Bloomberg Anywhere Login

Bloomberg

Connecting decision makers to a dynamic network of information, people and ideas, Bloomberg quickly and accurately delivers business and financial information, news and insight around the world.

Company

Financial Products

Enterprise Products

Media

Customer Support

  • Americas

    +1 212 318 2000

  • Europe, Middle East, & Africa

    +44 20 7330 7500

  • Asia Pacific

    +65 6212 1000

Communications

Industry Products

Media Services

Follow Us

Greece Would Abide by Any Potential EU Ban on Iranian Oil

Jan. 3 (Bloomberg) -- Greece would adhere to any European Union decision to impose sanctions that restrict oil imports from Iran, an official at Greece’s environment, energy and climate ministry said.

Greece would abide by any decisions taken by the European Commission, the official, who declined to be identified citing ministry policy, said when asked about a potential oil embargo on Iran. French Foreign Minister Alain Juppe told reporters on Dec. 1 at an EU meeting in Brussels that Greece had a “certain number of reservations” about an oil cutoff.

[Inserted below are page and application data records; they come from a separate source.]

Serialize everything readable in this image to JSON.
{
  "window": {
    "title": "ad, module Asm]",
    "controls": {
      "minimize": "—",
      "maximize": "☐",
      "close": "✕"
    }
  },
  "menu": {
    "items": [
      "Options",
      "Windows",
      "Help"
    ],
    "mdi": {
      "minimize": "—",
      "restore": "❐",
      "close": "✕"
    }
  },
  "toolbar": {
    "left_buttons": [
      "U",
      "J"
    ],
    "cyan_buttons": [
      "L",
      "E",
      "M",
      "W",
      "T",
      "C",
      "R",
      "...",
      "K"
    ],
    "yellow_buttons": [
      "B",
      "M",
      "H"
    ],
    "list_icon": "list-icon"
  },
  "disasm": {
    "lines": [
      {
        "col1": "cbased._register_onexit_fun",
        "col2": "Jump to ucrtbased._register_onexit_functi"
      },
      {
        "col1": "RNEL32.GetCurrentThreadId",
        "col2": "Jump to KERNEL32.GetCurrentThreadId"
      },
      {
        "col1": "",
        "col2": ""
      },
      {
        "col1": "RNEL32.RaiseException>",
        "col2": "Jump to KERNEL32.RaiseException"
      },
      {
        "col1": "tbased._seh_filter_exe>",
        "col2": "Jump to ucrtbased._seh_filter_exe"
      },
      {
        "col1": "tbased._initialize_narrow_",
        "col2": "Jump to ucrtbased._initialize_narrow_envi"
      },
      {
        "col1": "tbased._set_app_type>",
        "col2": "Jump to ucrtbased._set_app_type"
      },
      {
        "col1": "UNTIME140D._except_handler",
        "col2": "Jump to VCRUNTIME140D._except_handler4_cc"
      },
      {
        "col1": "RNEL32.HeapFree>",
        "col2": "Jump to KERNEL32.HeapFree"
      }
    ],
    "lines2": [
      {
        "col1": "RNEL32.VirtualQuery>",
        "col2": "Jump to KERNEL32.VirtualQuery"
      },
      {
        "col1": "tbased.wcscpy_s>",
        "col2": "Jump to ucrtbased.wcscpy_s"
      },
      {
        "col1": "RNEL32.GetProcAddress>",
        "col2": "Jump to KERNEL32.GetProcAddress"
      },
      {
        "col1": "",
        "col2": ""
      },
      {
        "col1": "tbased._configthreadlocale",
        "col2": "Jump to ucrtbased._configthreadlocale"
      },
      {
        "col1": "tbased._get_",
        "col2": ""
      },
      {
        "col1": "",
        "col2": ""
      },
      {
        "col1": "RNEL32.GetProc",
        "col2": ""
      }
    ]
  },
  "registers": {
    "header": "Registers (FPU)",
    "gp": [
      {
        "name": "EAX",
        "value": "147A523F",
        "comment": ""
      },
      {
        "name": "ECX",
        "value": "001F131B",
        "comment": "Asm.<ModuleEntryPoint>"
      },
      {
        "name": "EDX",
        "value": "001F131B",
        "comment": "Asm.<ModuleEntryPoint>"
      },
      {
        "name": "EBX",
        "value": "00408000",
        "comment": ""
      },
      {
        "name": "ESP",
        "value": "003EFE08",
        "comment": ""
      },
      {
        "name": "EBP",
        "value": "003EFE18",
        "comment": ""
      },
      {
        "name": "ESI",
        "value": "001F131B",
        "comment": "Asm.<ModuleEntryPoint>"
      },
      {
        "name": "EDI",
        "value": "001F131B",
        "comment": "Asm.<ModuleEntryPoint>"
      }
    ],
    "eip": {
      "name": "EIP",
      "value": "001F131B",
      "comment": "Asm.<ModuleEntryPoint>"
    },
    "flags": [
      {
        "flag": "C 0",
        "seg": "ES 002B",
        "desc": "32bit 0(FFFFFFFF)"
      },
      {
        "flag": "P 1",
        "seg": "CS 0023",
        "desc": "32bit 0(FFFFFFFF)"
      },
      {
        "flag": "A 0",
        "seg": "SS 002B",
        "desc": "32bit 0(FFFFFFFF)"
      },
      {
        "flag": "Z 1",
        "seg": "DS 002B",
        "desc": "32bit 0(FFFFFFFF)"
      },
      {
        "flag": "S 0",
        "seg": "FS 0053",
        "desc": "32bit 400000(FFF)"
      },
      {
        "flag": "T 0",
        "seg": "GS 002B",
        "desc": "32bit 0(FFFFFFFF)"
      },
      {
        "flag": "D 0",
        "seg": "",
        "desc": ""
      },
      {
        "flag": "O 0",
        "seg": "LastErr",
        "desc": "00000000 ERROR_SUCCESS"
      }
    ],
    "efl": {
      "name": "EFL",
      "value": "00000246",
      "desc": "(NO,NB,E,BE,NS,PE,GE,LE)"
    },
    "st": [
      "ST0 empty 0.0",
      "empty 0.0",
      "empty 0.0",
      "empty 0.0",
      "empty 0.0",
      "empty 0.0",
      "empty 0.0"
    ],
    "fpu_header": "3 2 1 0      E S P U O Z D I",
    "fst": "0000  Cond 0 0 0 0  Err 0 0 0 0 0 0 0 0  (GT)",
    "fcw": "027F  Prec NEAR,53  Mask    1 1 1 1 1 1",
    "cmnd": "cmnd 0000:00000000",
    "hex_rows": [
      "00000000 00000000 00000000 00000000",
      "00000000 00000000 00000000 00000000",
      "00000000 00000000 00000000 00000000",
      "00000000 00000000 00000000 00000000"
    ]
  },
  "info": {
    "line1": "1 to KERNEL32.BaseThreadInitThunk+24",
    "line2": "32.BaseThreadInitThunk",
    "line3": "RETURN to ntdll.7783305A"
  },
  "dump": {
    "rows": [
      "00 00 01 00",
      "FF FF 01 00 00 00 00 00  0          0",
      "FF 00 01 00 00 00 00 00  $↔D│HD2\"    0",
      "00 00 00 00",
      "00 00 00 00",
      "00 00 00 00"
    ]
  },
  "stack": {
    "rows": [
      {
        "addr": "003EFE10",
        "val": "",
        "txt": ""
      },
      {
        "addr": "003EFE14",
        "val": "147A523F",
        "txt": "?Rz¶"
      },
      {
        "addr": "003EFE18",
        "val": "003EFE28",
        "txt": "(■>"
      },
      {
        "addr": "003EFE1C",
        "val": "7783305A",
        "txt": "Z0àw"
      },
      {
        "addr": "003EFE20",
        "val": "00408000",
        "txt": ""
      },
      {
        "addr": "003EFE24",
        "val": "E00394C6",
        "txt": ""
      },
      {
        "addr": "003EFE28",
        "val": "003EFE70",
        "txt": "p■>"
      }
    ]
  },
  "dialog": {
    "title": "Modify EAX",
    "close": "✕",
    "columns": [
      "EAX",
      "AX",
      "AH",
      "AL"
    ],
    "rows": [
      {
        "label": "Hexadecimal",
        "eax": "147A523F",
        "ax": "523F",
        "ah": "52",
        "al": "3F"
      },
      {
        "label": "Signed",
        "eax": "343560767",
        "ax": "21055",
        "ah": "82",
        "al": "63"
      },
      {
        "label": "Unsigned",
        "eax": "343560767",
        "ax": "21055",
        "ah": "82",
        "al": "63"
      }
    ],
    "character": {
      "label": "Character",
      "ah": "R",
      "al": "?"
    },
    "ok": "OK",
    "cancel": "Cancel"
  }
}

The U.S. forbids imports of Iran’s oil and sanctions signed into law on Dec. 31 aim to deter dealings with the country’s central bank in an effort to increase pressure on Iran to halt what the U.S. says may be a covert nuclear weapons program. The EU will be ready by Jan. 30 to decide whether to extend sanctions on Iran as well, Michael Mann, a spokesman for the EU, said yesterday in an e-mailed statement.

Government officials in Greece will discuss Iran along with other energy topics at another meeting in Athens tomorrow. A Greek foreign ministry official couldn’t immediately comment when reached by phone today.

Greece got 14 percent of its oil imports from Iran in first six months of 2011, according to the U.S. Energy Department’s Energy Information Administration.

Additional sanctions against Iran’s oil industry will destabilize world markets, making them “irrational,” Iranian oil ministry news website Shana reported, citing the country’s oil minister, Rostam Qasemi.

Iran has no difficulty selling its crude, Qasemi said at the legal department of the Ministry of Petroleum, Shana reported today.

To contact the reporter on this story: Natalie Weeks in Athens at nweeks2@bloomberg.net

To contact the editor responsible for this story: Stephen Voss at sev@bloomberg.net

Please upgrade your Browser

Your browser is out-of-date. Please download one of these excellent browsers:

Chrome, Firefox, Safari, Opera or Internet Explorer.